- **EXERCISE DESCRIPTION**: The full set of entries is to be returned word for word.

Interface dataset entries
• • • • • • •

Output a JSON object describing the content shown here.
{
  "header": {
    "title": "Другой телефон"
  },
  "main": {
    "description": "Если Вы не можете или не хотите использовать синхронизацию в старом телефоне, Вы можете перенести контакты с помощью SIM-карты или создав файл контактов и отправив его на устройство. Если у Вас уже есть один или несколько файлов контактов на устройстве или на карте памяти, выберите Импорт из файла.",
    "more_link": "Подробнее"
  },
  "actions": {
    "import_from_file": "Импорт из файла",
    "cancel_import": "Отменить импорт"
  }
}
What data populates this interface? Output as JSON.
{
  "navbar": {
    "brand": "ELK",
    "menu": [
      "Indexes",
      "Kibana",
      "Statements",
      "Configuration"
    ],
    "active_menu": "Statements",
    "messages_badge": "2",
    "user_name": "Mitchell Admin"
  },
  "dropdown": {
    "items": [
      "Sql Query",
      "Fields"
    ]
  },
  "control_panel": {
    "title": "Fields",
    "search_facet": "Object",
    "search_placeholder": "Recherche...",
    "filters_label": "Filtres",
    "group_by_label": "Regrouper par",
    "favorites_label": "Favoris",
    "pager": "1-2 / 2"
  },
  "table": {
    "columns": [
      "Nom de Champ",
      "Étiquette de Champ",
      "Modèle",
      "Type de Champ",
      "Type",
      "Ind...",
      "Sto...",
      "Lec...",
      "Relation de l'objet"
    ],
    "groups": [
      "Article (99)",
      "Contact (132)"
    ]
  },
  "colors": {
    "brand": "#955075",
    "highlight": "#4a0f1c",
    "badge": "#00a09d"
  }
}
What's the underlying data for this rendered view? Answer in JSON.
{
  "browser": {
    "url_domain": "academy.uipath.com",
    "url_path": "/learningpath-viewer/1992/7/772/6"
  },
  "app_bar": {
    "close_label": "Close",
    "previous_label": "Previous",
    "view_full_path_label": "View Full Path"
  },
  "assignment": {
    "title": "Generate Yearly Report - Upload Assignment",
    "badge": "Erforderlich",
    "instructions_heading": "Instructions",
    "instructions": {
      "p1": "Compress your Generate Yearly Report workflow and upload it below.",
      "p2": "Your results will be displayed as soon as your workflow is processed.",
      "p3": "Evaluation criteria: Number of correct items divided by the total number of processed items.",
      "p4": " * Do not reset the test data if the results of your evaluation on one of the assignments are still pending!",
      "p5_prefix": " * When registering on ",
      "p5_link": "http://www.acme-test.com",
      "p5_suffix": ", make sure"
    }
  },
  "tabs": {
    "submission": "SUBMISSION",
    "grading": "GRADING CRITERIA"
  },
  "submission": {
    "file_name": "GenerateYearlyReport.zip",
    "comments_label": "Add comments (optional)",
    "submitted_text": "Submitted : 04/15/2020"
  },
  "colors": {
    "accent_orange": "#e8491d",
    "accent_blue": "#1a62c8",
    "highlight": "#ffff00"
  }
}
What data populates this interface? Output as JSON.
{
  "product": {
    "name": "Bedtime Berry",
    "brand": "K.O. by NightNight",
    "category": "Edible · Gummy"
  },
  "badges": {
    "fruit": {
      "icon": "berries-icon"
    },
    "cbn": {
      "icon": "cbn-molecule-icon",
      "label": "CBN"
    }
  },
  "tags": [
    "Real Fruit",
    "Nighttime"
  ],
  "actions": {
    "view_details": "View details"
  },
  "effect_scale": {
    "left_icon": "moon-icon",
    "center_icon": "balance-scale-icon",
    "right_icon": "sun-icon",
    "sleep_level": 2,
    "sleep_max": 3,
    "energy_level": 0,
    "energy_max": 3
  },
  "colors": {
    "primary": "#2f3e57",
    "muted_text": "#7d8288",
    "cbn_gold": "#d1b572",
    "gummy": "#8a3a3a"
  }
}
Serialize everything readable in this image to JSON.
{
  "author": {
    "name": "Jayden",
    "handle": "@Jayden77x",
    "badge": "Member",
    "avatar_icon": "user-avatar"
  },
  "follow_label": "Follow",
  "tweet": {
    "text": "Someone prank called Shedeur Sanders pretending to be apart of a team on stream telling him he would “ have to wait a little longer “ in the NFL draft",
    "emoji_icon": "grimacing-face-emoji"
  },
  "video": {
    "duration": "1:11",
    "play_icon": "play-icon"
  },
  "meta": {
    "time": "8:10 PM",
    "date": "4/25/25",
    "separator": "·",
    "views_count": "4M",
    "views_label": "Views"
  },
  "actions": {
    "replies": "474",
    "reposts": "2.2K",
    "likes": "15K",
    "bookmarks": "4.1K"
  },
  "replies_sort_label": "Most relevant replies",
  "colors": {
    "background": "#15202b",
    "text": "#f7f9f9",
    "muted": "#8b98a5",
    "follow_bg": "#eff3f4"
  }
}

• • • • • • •

- **EXPECTED ANSWER**:
Output a JSON object describing the content shown here.
{
  "header": {
    "title": "Другой телефон"
  },
  "main": {
    "description": "Если Вы не можете или не хотите использовать синхронизацию в старом телефоне, Вы можете перенести контакты с помощью SIM-карты или создав файл контактов и отправив его на устройство. Если у Вас уже есть один или несколько файлов контактов на устройстве или на карте памяти, выберите Импорт из файла.",
    "more_link": "Подробнее"
  },
  "actions": {
    "import_from_file": "Импорт из файла",
    "cancel_import": "Отменить импорт"
  }
}
What data populates this interface? Output as JSON.
{
  "navbar": {
    "brand": "ELK",
    "menu": [
      "Indexes",
      "Kibana",
      "Statements",
      "Configuration"
    ],
    "active_menu": "Statements",
    "messages_badge": "2",
    "user_name": "Mitchell Admin"
  },
  "dropdown": {
    "items": [
      "Sql Query",
      "Fields"
    ]
  },
  "control_panel": {
    "title": "Fields",
    "search_facet": "Object",
    "search_placeholder": "Recherche...",
    "filters_label": "Filtres",
    "group_by_label": "Regrouper par",
    "favorites_label": "Favoris",
    "pager": "1-2 / 2"
  },
  "table": {
    "columns": [
      "Nom de Champ",
      "Étiquette de Champ",
      "Modèle",
      "Type de Champ",
      "Type",
      "Ind...",
      "Sto...",
      "Lec...",
      "Relation de l'objet"
    ],
    "groups": [
      "Article (99)",
      "Contact (132)"
    ]
  },
  "colors": {
    "brand": "#955075",
    "highlight": "#4a0f1c",
    "badge": "#00a09d"
  }
}
What's the underlying data for this rendered view? Answer in JSON.
{
  "browser": {
    "url_domain": "academy.uipath.com",
    "url_path": "/learningpath-viewer/1992/7/772/6"
  },
  "app_bar": {
    "close_label": "Close",
    "previous_label": "Previous",
    "view_full_path_label": "View Full Path"
  },
  "assignment": {
    "title": "Generate Yearly Report - Upload Assignment",
    "badge": "Erforderlich",
    "instructions_heading": "Instructions",
    "instructions": {
      "p1": "Compress your Generate Yearly Report workflow and upload it below.",
      "p2": "Your results will be displayed as soon as your workflow is processed.",
      "p3": "Evaluation criteria: Number of correct items divided by the total number of processed items.",
      "p4": " * Do not reset the test data if the results of your evaluation on one of the assignments are still pending!",
      "p5_prefix": " * When registering on ",
      "p5_link": "http://www.acme-test.com",
      "p5_suffix": ", make sure"
    }
  },
  "tabs": {
    "submission": "SUBMISSION",
    "grading": "GRADING CRITERIA"
  },
  "submission": {
    "file_name": "GenerateYearlyReport.zip",
    "comments_label": "Add comments (optional)",
    "submitted_text": "Submitted : 04/15/2020"
  },
  "colors": {
    "accent_orange": "#e8491d",
    "accent_blue": "#1a62c8",
    "highlight": "#ffff00"
  }
}
What data populates this interface? Output as JSON.
{
  "product": {
    "name": "Bedtime Berry",
    "brand": "K.O. by NightNight",
    "category": "Edible · Gummy"
  },
  "badges": {
    "fruit": {
      "icon": "berries-icon"
    },
    "cbn": {
      "icon": "cbn-molecule-icon",
      "label": "CBN"
    }
  },
  "tags": [
    "Real Fruit",
    "Nighttime"
  ],
  "actions": {
    "view_details": "View details"
  },
  "effect_scale": {
    "left_icon": "moon-icon",
    "center_icon": "balance-scale-icon",
    "right_icon": "sun-icon",
    "sleep_level": 2,
    "sleep_max": 3,
    "energy_level": 0,
    "energy_max": 3
  },
  "colors": {
    "primary": "#2f3e57",
    "muted_text": "#7d8288",
    "cbn_gold": "#d1b572",
    "gummy": "#8a3a3a"
  }
}
Serialize everything readable in this image to JSON.
{
  "author": {
    "name": "Jayden",
    "handle": "@Jayden77x",
    "badge": "Member",
    "avatar_icon": "user-avatar"
  },
  "follow_label": "Follow",
  "tweet": {
    "text": "Someone prank called Shedeur Sanders pretending to be apart of a team on stream telling him he would “ have to wait a little longer “ in the NFL draft",
    "emoji_icon": "grimacing-face-emoji"
  },
  "video": {
    "duration": "1:11",
    "play_icon": "play-icon"
  },
  "meta": {
    "time": "8:10 PM",
    "date": "4/25/25",
    "separator": "·",
    "views_count": "4M",
    "views_label": "Views"
  },
  "actions": {
    "replies": "474",
    "reposts": "2.2K",
    "likes": "15K",
    "bookmarks": "4.1K"
  },
  "replies_sort_label": "Most relevant replies",
  "colors": {
    "background": "#15202b",
    "text": "#f7f9f9",
    "muted": "#8b98a5",
    "follow_bg": "#eff3f4"
  }
}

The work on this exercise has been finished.